How Travel Nurses are Like Olympians

Travel Nurses Go For The Gold Every Day!

Travel Nurses Go For The Gold Every Day!

The 2014 Olympics in Sochi are coming to a close this weekend. Maybe if you’re lucky enough to have worked the evening or night shift you got to catch some of my personal favorite winter sport, Curling — which was on at exclusively odd hours this time around!

Seems so many of us have the Olympics on the brain, and I just came across a great blog this week on called Nurses Train Like Olympians. The posts’ intro reads:

“Before an athlete can enter into the Olympic ring, they must do years of extensive training. The same is true for nurses. They take rigorous prerequisites, nursing courses and clinicals, before they can enter the nursing field. Nurses train to go into many environments. Just like [sic] Olympians take their talents to the slopes, nurses train to take their skills and knowledge into many different arenas. For both there are tears, laughter, joy and few hours of sleep. But they know in the end it will all be worth it because they are following their dream!

I thought this blog made some really fantastic comparisons. The post goes on to compare nurses and Olympians in terms of:

  • Physical Strength
  • Mental Toughness
  • Uniforms
  • Nursing Also Having Fans
  • Ability to Keep an Eye on a Goal

Agreed, on all counts!

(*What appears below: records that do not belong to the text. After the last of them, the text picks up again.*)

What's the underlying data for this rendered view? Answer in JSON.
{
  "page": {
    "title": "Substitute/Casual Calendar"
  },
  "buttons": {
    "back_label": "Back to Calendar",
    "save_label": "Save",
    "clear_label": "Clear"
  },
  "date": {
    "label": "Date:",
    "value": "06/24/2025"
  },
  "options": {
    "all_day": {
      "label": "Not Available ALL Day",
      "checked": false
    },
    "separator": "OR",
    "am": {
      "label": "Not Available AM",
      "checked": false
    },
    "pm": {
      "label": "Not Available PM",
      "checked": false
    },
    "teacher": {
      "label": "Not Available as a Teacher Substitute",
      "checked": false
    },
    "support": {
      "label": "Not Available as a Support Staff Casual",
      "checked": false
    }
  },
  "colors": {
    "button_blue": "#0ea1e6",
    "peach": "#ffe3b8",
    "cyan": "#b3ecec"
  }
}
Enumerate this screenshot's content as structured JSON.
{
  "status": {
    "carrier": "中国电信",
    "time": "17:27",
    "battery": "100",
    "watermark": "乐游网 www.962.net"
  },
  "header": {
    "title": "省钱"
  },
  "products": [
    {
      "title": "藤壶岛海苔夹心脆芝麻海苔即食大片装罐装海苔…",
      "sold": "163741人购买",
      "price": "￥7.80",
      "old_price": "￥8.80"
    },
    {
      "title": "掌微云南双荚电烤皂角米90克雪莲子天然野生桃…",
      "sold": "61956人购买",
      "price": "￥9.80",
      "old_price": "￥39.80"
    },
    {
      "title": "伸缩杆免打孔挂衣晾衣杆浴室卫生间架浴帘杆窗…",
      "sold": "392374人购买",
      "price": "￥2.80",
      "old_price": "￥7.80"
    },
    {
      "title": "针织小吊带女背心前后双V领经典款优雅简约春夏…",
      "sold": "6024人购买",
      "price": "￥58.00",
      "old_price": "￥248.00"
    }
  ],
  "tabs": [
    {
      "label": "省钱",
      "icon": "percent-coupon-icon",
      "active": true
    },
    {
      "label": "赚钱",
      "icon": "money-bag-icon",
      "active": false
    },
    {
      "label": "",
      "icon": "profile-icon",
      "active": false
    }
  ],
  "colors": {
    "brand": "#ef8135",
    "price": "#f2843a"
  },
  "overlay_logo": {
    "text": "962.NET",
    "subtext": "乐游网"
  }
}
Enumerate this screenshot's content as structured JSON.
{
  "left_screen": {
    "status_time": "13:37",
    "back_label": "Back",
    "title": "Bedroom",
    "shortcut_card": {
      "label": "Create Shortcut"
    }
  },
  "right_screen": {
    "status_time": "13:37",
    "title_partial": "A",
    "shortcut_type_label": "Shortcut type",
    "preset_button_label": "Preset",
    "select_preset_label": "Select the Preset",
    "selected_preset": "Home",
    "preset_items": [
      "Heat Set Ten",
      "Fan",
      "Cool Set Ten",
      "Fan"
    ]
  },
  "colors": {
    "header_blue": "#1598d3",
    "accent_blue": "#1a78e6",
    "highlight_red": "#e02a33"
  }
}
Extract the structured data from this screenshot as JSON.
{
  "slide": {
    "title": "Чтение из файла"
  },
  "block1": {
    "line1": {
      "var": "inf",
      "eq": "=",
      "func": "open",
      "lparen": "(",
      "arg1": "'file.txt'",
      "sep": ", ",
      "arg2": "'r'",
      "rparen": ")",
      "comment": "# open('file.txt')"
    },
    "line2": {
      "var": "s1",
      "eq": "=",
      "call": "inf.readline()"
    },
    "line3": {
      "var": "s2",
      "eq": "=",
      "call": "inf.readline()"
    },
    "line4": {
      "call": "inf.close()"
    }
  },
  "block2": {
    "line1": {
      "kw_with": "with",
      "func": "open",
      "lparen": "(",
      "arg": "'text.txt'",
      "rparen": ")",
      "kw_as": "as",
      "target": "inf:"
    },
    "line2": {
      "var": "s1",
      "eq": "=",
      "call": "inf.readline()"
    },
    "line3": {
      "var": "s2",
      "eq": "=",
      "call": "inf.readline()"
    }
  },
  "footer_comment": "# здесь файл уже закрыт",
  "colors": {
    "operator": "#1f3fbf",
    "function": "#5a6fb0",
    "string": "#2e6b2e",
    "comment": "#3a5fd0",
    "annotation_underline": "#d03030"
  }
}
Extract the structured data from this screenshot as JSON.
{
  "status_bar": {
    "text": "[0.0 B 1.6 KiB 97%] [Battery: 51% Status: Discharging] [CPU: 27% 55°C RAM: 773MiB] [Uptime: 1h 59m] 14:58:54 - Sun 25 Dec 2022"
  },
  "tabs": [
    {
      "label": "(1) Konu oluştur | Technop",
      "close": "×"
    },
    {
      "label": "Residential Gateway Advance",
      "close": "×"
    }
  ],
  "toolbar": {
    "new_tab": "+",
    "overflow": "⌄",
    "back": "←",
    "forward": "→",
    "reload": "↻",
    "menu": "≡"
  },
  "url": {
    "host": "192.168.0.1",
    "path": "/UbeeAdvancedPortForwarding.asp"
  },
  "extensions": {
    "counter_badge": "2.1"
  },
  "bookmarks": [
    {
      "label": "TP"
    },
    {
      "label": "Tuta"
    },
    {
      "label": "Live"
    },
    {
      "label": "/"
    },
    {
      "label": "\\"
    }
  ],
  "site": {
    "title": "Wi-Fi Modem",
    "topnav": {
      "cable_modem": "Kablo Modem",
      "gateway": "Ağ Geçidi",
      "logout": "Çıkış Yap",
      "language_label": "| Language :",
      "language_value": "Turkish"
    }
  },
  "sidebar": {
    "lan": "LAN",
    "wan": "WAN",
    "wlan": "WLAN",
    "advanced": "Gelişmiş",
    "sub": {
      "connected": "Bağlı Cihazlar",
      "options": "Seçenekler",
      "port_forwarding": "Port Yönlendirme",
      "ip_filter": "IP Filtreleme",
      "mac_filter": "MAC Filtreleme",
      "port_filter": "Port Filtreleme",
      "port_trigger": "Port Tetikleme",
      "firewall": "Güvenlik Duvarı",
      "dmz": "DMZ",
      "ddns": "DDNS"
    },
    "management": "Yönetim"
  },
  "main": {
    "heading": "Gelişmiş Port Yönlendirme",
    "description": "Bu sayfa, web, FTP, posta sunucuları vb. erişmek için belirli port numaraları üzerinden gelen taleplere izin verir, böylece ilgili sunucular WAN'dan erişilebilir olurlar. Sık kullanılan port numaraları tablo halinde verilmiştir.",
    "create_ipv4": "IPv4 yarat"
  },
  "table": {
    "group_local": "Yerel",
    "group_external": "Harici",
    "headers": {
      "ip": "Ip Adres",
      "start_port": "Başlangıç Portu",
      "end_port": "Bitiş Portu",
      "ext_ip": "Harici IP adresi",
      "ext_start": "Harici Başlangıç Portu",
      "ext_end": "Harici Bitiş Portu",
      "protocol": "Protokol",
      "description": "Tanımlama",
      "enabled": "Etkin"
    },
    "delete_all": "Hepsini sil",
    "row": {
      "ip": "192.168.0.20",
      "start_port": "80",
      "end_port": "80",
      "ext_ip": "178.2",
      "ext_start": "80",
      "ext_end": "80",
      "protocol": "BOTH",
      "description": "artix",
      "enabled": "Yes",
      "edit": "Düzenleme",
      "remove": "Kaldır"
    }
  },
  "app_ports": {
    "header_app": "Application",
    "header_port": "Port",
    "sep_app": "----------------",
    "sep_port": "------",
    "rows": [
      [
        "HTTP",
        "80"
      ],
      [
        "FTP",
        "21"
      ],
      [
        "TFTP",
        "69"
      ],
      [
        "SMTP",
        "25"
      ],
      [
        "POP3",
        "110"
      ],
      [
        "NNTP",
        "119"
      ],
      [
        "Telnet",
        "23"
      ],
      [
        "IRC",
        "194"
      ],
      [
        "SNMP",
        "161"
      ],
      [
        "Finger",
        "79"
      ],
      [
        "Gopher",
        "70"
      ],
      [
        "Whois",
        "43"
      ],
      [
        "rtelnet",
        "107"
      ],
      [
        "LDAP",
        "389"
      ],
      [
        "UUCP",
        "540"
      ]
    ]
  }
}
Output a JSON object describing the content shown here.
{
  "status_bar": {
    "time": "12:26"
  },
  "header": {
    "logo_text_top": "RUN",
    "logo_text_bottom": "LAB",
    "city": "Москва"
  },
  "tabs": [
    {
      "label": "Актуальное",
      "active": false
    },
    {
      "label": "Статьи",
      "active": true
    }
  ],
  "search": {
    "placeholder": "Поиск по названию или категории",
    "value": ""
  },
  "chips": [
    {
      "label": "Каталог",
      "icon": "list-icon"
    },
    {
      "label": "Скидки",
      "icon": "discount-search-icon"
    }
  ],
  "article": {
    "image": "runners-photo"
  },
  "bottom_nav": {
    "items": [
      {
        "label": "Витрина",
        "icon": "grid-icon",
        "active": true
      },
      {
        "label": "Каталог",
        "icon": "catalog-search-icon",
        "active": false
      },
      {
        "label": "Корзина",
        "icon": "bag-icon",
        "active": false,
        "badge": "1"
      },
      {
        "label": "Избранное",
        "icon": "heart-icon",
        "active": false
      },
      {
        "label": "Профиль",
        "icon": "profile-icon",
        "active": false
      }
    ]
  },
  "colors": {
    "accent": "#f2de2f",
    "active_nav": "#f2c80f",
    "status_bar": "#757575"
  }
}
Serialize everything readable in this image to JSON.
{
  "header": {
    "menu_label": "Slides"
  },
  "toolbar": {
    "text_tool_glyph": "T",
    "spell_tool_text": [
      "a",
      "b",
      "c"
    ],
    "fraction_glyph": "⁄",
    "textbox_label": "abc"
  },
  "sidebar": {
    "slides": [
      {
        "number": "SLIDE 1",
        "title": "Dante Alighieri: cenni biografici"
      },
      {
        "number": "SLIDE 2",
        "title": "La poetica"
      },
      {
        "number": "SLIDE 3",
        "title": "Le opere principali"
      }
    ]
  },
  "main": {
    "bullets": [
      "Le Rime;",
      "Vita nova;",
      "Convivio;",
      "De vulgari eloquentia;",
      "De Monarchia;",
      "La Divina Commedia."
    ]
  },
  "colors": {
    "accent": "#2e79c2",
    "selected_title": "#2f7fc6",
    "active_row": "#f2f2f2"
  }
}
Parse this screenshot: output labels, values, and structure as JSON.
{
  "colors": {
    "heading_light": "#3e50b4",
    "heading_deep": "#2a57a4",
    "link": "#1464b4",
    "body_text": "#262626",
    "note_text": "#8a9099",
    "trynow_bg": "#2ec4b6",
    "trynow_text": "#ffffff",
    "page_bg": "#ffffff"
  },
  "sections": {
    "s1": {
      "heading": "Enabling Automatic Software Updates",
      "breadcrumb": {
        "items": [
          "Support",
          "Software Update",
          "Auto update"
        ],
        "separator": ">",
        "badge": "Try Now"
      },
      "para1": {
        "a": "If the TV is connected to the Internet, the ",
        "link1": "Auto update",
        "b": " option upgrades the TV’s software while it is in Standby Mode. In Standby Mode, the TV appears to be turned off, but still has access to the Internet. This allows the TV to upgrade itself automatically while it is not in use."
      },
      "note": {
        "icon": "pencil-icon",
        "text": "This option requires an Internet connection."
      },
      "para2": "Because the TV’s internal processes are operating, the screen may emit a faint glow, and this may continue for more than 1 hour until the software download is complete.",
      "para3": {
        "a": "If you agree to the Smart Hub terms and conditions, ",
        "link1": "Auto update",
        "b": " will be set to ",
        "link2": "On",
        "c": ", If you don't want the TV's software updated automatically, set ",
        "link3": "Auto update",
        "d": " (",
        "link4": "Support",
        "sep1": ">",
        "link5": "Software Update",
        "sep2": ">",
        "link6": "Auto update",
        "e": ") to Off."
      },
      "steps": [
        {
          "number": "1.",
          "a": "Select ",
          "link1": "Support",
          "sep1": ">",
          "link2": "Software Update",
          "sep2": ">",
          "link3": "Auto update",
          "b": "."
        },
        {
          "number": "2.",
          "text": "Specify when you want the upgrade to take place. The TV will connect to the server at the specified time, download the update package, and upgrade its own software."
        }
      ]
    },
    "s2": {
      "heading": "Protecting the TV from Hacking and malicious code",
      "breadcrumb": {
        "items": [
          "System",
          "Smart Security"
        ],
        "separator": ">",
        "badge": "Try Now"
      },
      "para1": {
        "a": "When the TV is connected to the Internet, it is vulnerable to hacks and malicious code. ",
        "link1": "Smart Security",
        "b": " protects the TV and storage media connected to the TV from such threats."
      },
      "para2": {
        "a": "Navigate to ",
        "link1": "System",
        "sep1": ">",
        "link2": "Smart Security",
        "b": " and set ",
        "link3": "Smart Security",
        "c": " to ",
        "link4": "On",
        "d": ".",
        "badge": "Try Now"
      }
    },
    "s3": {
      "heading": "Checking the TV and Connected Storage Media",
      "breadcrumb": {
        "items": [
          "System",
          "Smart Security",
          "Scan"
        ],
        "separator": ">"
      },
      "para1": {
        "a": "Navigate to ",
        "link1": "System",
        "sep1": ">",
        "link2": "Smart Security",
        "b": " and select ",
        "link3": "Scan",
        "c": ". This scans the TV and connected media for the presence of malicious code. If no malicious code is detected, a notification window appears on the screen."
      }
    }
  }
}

But, it got me thinking about how travel nurses specifically are like Olympians. Here are a couple more I’d add that are specific to travel nurses and how travel nurses are like Olympians:

Performing Like a Champ on an Unfamiliar “Course”

There was some talk this year about difficulty of certain courses in Sochi. Shaun White may have lost some fans over his inability to deal with a tricky course. On the other hand, American Kelly Clark called the halfpipe course “challenging” but told USA Today, “I know I can’t control what the pipe conditions are. It has the potential to be variable, and I’m going to make the most of this opportunity.”

Clark’s sentiments are pretty much what every good travel nurse must believe when jumping into things at a new facility. Travel nurses can’t control or know what the dynamic will be like, but they jump right in and make the most of it.

Sense of Adventure

Watching terrifically talented athletes conquer adventurous courses and dominate the landscape in all the way across the globe totally reminded me Olympians travel for adventure and to succeed in their fields — just like travel nurses.

I hope you enjoy the conclusion of the Sochi Olympics, and that all you travel nurse Olympians keep going for the gold every day on the job!


Questions Nurses Get Used To Hearing

Oh, the questions nurses get used to hearing!

Oh, the questions nurses get used to hearing!

Talk about a travel assignment: Visiting Bruno Mars in his dressing room to check up on his sore throat. Sounds like a dream assignment, actually. But for one nurse who found herself in this spot recently, she got more then she bargained for when Mars appeared to be a little cuckoo and asked her all kinds of strange questions. Among the strange questions, he asked her to take off her shoes and also why the Pringles can was shaped the way it is! You can check out the video below.

Luckily for this particular nurse, the whole thing turned out to be a prank put on by Bruno Mars and Ellen DeGeneres. But how many crazy questions do you routinely hear on the job that don’t actually turn out to be pranks? Oh, the questions nurses get used to hearing!

Mighty Nurse published a great blog this week called 10 Questions All Nurses Have Learned to Answer.

Some of the questions included:

“So, are you going on to become a doctor?”

“My light has been on for hours! Where have you BEEN?!”

“What’s with the long wait times around here?”

“Have you done this before?”

“Hey, could I call you after I leave here?”

“What’s the craziest thing you’ve ever had happen to you here?”

Also, I’d like to share that when I was visiting the Mighty Nurse site I noticed that they had a poll called “How is the staffing at your facility?” At the time I viewed the results, 86% said “understaffed,” 2% said “overstaffed,” and 12% said “correctly staffed.” These results just go to show there is a massive and ever-growing need for travel nurses!

So, back to questions … What questions do you hear all time? And what’s the weirdest thing a patient has ever asked you? Let us know your thoughts in the comments.

One thing’s for sure: As traveling nurses, you definitely get to sample different kinds of patients from all across the U.S.